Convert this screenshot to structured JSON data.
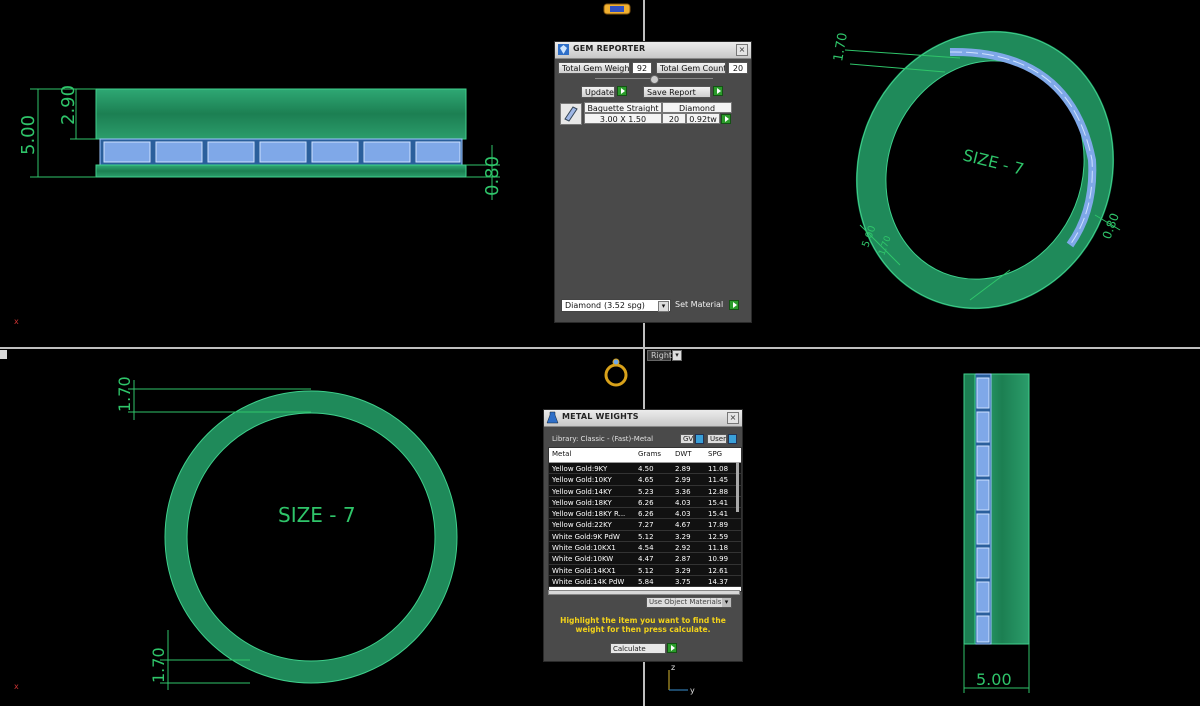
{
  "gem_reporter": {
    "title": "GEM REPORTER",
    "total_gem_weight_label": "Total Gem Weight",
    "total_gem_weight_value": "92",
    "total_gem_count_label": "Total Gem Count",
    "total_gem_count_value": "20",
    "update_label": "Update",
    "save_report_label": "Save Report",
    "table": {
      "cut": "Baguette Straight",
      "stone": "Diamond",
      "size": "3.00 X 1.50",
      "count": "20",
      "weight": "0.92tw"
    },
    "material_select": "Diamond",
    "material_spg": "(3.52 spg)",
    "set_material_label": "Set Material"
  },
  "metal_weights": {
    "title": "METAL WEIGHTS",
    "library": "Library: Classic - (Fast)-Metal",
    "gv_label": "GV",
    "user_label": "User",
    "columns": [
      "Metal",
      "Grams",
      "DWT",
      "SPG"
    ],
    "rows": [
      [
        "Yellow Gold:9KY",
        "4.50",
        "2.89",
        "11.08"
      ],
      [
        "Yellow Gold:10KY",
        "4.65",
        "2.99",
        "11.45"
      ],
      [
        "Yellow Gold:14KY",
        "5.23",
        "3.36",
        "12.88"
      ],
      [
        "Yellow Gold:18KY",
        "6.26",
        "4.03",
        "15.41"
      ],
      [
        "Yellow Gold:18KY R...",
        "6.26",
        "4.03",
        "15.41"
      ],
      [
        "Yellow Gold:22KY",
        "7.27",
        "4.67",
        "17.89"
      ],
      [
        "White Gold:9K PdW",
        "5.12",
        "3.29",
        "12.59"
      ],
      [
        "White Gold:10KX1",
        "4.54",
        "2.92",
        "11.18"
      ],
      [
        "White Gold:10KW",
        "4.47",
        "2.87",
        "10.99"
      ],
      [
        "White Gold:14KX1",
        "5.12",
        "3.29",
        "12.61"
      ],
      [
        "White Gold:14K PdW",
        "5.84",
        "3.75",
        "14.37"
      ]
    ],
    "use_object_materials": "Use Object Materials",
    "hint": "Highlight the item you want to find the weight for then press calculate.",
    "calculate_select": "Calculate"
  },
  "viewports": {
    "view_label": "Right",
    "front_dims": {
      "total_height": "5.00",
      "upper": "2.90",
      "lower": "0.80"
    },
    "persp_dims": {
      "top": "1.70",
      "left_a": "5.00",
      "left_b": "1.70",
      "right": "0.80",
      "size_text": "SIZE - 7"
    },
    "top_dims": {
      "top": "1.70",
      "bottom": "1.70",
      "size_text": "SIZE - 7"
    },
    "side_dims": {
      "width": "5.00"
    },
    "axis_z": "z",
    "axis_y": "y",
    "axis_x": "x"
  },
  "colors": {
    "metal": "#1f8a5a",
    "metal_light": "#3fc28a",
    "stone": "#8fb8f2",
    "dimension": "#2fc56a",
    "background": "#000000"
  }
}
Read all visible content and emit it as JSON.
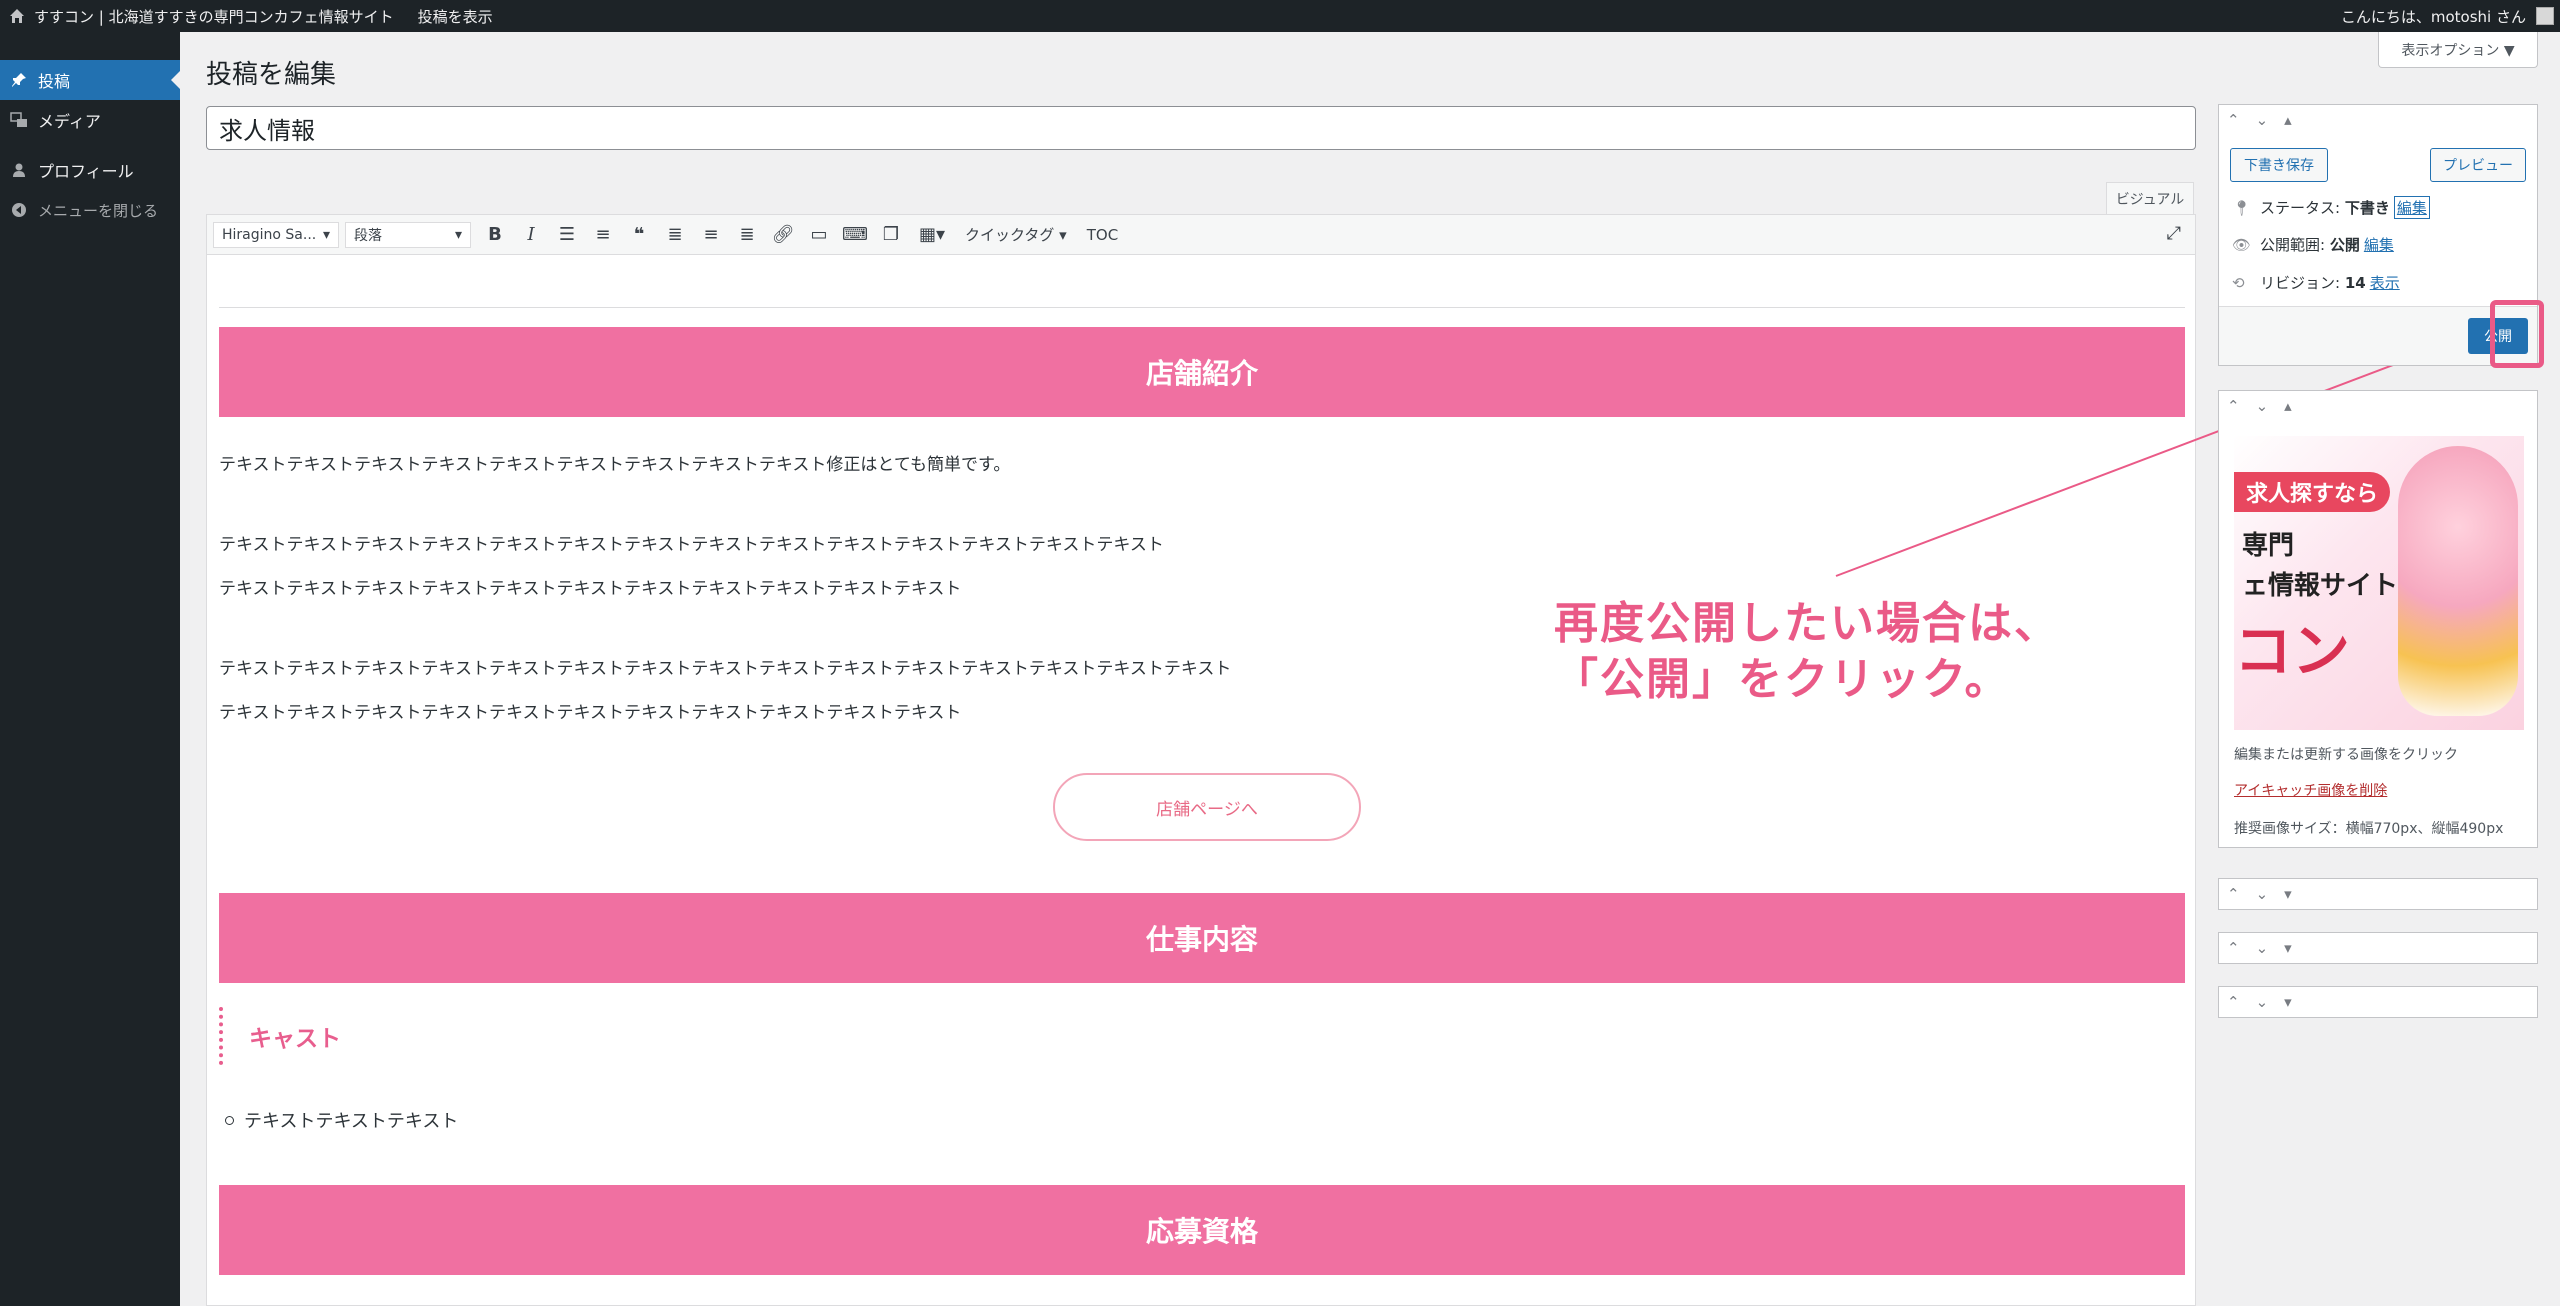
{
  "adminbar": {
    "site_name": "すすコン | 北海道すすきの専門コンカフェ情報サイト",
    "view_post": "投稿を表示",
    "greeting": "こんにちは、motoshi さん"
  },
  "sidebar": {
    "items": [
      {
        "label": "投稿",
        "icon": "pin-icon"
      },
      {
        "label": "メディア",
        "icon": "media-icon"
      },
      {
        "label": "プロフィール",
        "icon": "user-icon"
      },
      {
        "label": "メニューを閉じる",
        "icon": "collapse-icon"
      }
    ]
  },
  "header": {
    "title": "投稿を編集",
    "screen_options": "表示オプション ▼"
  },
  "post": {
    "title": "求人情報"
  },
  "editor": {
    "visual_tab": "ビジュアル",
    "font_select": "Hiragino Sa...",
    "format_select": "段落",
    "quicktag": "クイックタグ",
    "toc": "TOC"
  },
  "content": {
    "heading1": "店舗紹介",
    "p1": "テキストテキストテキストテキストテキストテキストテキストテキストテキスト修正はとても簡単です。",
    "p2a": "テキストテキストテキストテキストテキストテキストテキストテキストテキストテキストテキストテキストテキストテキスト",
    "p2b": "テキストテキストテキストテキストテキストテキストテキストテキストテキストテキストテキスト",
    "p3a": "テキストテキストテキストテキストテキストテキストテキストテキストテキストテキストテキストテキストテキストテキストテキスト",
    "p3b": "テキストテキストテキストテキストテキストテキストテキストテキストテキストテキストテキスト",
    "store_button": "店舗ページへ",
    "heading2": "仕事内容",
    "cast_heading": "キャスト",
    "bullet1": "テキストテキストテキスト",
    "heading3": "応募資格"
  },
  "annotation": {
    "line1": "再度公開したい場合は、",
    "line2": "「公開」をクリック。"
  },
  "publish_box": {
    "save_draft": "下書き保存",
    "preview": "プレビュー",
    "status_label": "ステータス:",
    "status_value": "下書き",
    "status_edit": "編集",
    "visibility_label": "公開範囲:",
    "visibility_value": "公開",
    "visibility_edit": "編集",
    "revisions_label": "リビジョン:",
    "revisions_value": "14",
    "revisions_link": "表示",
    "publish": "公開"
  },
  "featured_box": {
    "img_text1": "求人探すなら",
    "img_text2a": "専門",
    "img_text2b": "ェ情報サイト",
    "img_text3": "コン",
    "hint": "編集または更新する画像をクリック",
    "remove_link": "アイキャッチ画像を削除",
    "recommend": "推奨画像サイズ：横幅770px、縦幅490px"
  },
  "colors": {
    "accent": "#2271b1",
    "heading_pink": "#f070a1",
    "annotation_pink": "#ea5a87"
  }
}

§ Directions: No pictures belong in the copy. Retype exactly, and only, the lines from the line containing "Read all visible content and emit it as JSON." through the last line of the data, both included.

§ Completed exercise:
Read all visible content and emit it as JSON.
{
  "adminbar": {
    "site_name": "すすコン | 北海道すすきの専門コンカフェ情報サイト",
    "view_post": "投稿を表示",
    "greeting": "こんにちは、motoshi さん"
  },
  "sidebar": {
    "items": [
      {
        "label": "投稿",
        "icon": "pin-icon"
      },
      {
        "label": "メディア",
        "icon": "media-icon"
      },
      {
        "label": "プロフィール",
        "icon": "user-icon"
      },
      {
        "label": "メニューを閉じる",
        "icon": "collapse-icon"
      }
    ]
  },
  "header": {
    "title": "投稿を編集",
    "screen_options": "表示オプション ▼"
  },
  "post": {
    "title": "求人情報"
  },
  "editor": {
    "visual_tab": "ビジュアル",
    "font_select": "Hiragino Sa...",
    "format_select": "段落",
    "quicktag": "クイックタグ",
    "toc": "TOC"
  },
  "content": {
    "heading1": "店舗紹介",
    "p1": "テキストテキストテキストテキストテキストテキストテキストテキストテキスト修正はとても簡単です。",
    "p2a": "テキストテキストテキストテキストテキストテキストテキストテキストテキストテキストテキストテキストテキストテキスト",
    "p2b": "テキストテキストテキストテキストテキストテキストテキストテキストテキストテキストテキスト",
    "p3a": "テキストテキストテキストテキストテキストテキストテキストテキストテキストテキストテキストテキストテキストテキストテキスト",
    "p3b": "テキストテキストテキストテキストテキストテキストテキストテキストテキストテキストテキスト",
    "store_button": "店舗ページへ",
    "heading2": "仕事内容",
    "cast_heading": "キャスト",
    "bullet1": "テキストテキストテキスト",
    "heading3": "応募資格"
  },
  "annotation": {
    "line1": "再度公開したい場合は、",
    "line2": "「公開」をクリック。"
  },
  "publish_box": {
    "save_draft": "下書き保存",
    "preview": "プレビュー",
    "status_label": "ステータス:",
    "status_value": "下書き",
    "status_edit": "編集",
    "visibility_label": "公開範囲:",
    "visibility_value": "公開",
    "visibility_edit": "編集",
    "revisions_label": "リビジョン:",
    "revisions_value": "14",
    "revisions_link": "表示",
    "publish": "公開"
  },
  "featured_box": {
    "img_text1": "求人探すなら",
    "img_text2a": "専門",
    "img_text2b": "ェ情報サイト",
    "img_text3": "コン",
    "hint": "編集または更新する画像をクリック",
    "remove_link": "アイキャッチ画像を削除",
    "recommend": "推奨画像サイズ：横幅770px、縦幅490px"
  },
  "colors": {
    "accent": "#2271b1",
    "heading_pink": "#f070a1",
    "annotation_pink": "#ea5a87"
  }
}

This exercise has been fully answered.